*** Input records Section Begins ***
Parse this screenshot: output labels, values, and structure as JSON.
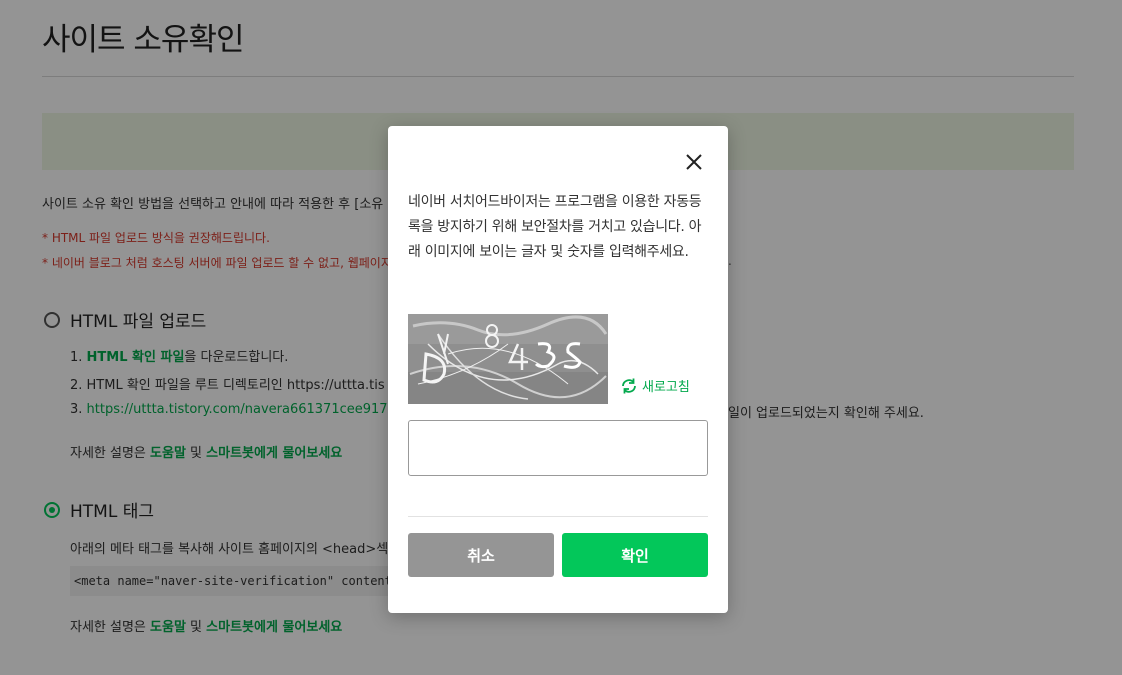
{
  "page": {
    "title": "사이트 소유확인",
    "intro": "사이트 소유 확인 방법을 선택하고 안내에 따라 적용한 후 [소유",
    "notes": [
      "* HTML 파일 업로드 방식을 권장해드립니다.",
      "* 네이버 블로그 처럼 호스팅 서버에 파일 업로드 할 수 없고, 웹페이지"
    ],
    "notes_tail": ".",
    "options": {
      "html_file": {
        "label": "HTML 파일 업로드",
        "selected": false,
        "step1_num": "1. ",
        "step1_link": "HTML 확인 파일",
        "step1_rest": "을 다운로드합니다.",
        "step2": "2. HTML 확인 파일을 루트 디렉토리인 https://uttta.tis",
        "step3_num": "3. ",
        "step3_link": "https://uttta.tistory.com/navera661371cee917",
        "step3_tail": "일이 업로드되었는지 확인해 주세요.",
        "help_prefix": "자세한 설명은 ",
        "help_link1": "도움말",
        "help_mid": " 및 ",
        "help_link2": "스마트봇에게 물어보세요"
      },
      "html_tag": {
        "label": "HTML 태그",
        "selected": true,
        "desc": "아래의 메타 태그를 복사해 사이트 홈페이지의 <head>섹션",
        "code": "<meta name=\"naver-site-verification\" content=\"6",
        "help_prefix": "자세한 설명은 ",
        "help_link1": "도움말",
        "help_mid": " 및 ",
        "help_link2": "스마트봇에게 물어보세요"
      }
    }
  },
  "modal": {
    "message": "네이버 서치어드바이저는 프로그램을 이용한 자동등록을 방지하기 위해 보안절차를 거치고 있습니다. 아래 이미지에 보이는 글자 및 숫자를 입력해주세요.",
    "refresh_label": "새로고침",
    "captcha_input_value": "",
    "cancel_label": "취소",
    "confirm_label": "확인",
    "close_icon": "close-icon",
    "refresh_icon": "refresh-icon"
  },
  "colors": {
    "accent": "#03c75a",
    "link_green": "#03a94d",
    "warning_red": "#d6382c",
    "cancel_gray": "#959595"
  }
}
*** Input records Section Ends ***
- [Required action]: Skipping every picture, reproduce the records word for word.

- [Answer space]:
Parse this screenshot: output labels, values, and structure as JSON.
{
  "page": {
    "title": "사이트 소유확인",
    "intro": "사이트 소유 확인 방법을 선택하고 안내에 따라 적용한 후 [소유",
    "notes": [
      "* HTML 파일 업로드 방식을 권장해드립니다.",
      "* 네이버 블로그 처럼 호스팅 서버에 파일 업로드 할 수 없고, 웹페이지"
    ],
    "notes_tail": ".",
    "options": {
      "html_file": {
        "label": "HTML 파일 업로드",
        "selected": false,
        "step1_num": "1. ",
        "step1_link": "HTML 확인 파일",
        "step1_rest": "을 다운로드합니다.",
        "step2": "2. HTML 확인 파일을 루트 디렉토리인 https://uttta.tis",
        "step3_num": "3. ",
        "step3_link": "https://uttta.tistory.com/navera661371cee917",
        "step3_tail": "일이 업로드되었는지 확인해 주세요.",
        "help_prefix": "자세한 설명은 ",
        "help_link1": "도움말",
        "help_mid": " 및 ",
        "help_link2": "스마트봇에게 물어보세요"
      },
      "html_tag": {
        "label": "HTML 태그",
        "selected": true,
        "desc": "아래의 메타 태그를 복사해 사이트 홈페이지의 <head>섹션",
        "code": "<meta name=\"naver-site-verification\" content=\"6",
        "help_prefix": "자세한 설명은 ",
        "help_link1": "도움말",
        "help_mid": " 및 ",
        "help_link2": "스마트봇에게 물어보세요"
      }
    }
  },
  "modal": {
    "message": "네이버 서치어드바이저는 프로그램을 이용한 자동등록을 방지하기 위해 보안절차를 거치고 있습니다. 아래 이미지에 보이는 글자 및 숫자를 입력해주세요.",
    "refresh_label": "새로고침",
    "captcha_input_value": "",
    "cancel_label": "취소",
    "confirm_label": "확인",
    "close_icon": "close-icon",
    "refresh_icon": "refresh-icon"
  },
  "colors": {
    "accent": "#03c75a",
    "link_green": "#03a94d",
    "warning_red": "#d6382c",
    "cancel_gray": "#959595"
  }
}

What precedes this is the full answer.